The hallmark of adolescent medicine is the recognition that what makes teens unhealthy is not Strep throat or broken bones or even the occasional concussion but rather exposure to excessive drinking; unsafe or unethical sexual practices; stresses related to growth, academic life, puberty and body issues; and unsafe driving and sports playing.

Following are ten major areas that each teenage boy deserves to explore with his doctor or other health care provider.

  1. Let’s talk about the role of supplements, vitamins, energy drinks and performance enhancers in your life. Have you ever tried to do anything to change your body? How much do you exercise? Have you ever tried creatine? Do you take protein supplements? How often do you use Red Bull or other energy drinks to stay “charged?”
  2. Maybe you aren’t sure yet, but on the spectrum of gay or queer to straight, where do you see yourself?
  3. Tell me about your alcohol experience. How often do you have four or more drinks in one evening? How often do you forget what you did the night before? Have you been in trouble with friends, family, school, the law or even yourself because of alcohol? Do you know what to do if a friend passes out?
  4. Do you know how to do a Testicular Self Exam (TSE)? Do you ever do it? Boys are way more vulnerable to testicular cancer than girls are to breast cancer yet we pay more attention to girls’ breast exams than we do to boys’ TSE. You deserve better.
  5. If you are having intercourse, are you using a condom every time? Do you know what to do if you have a condom malfunction? Have you ever heard of Emergency Contraception (aka the Morning After Pill)? Do you know what HPV is? Do you know that there is a new vaccine that can protect you from this virus?
  6. Have you ever been in a sexual situation that you regretted?
  7. Are you a smoker? Most smokers would like to quit. Would you? Do you know how? Are you really ready?
  8. Do you have any questions about your body—either the way it looks, how you are growing or the way it works?
  9. What stresses you most and how have you learned to handle stress? What do you do to relax? What seems to work best?
  10. Is there anyone in your life—friends, family, peers—who worries you particularly? Anyone have an eating disorder, a drinking problem, a problem with anger management?
Almost all boys—when given a chance to speak openly, without judgment and with confidentiality assured—will talk about themselves. They will move beyond the stereotypical one word answer or shrug and share some of the details of their lives. In so doing, they establish a connection to an adult who is willing to understand them in their subtlety and uniqueness. A skilled interview is a dynamic process of give and take and is often the first step to motivating change.

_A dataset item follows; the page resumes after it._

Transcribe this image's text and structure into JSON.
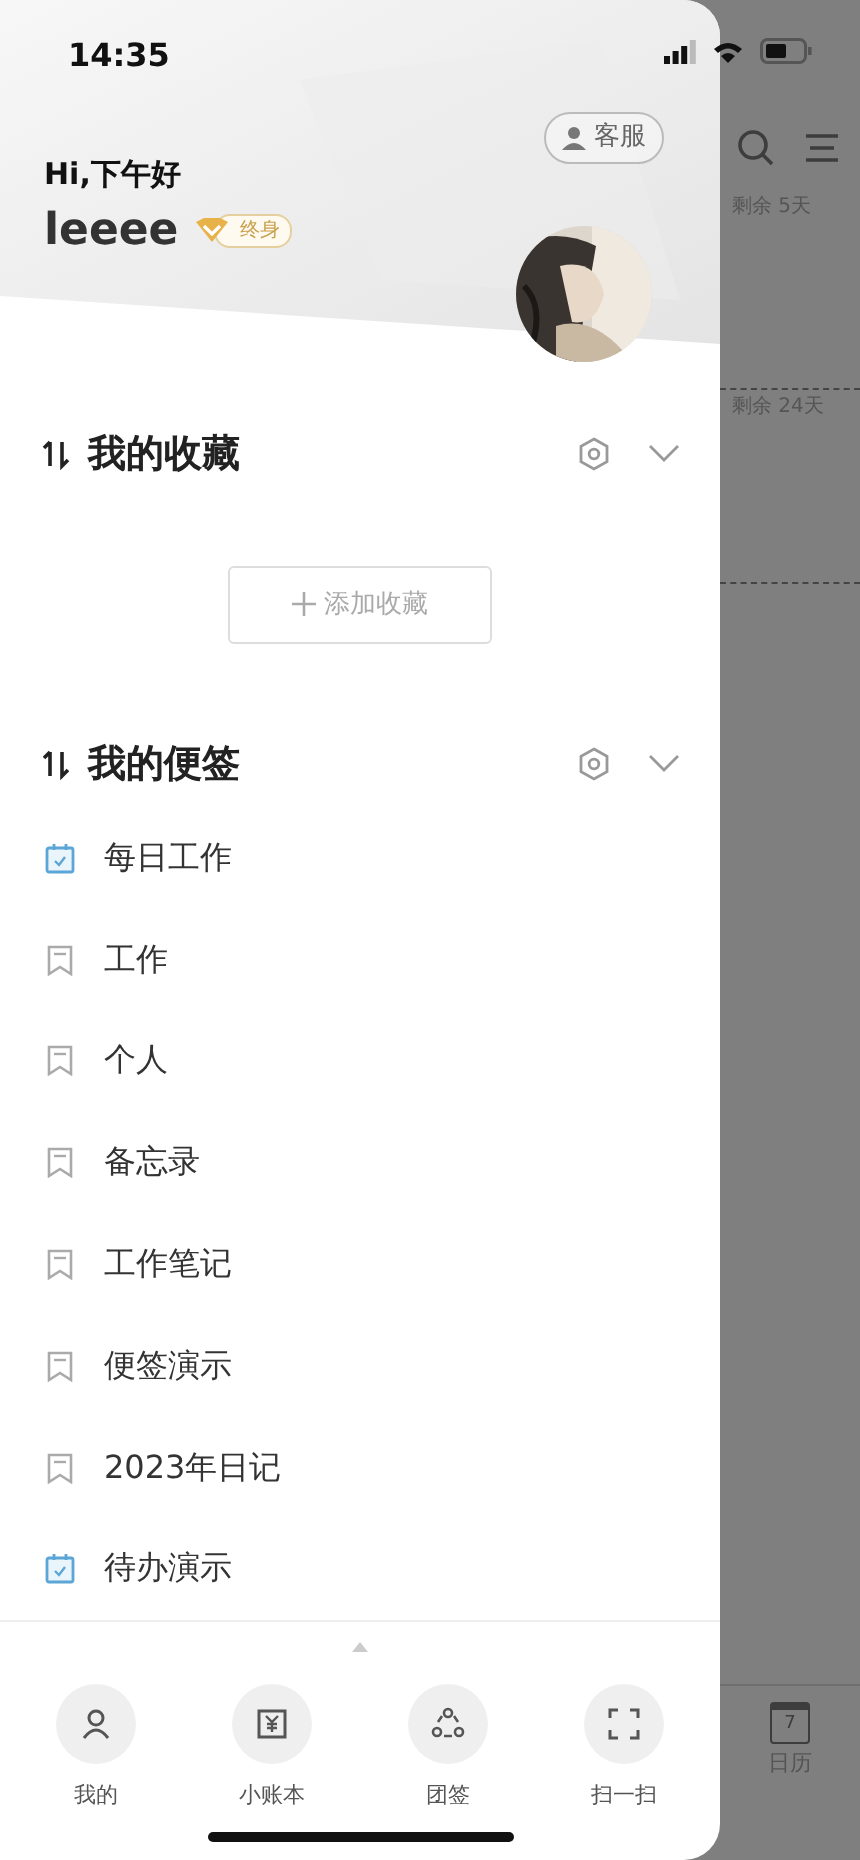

When the concerns of boys are taken as seriously as those of girls, we as a culture will begin to pave the way for them to be healthy and flourish alongside their sisters.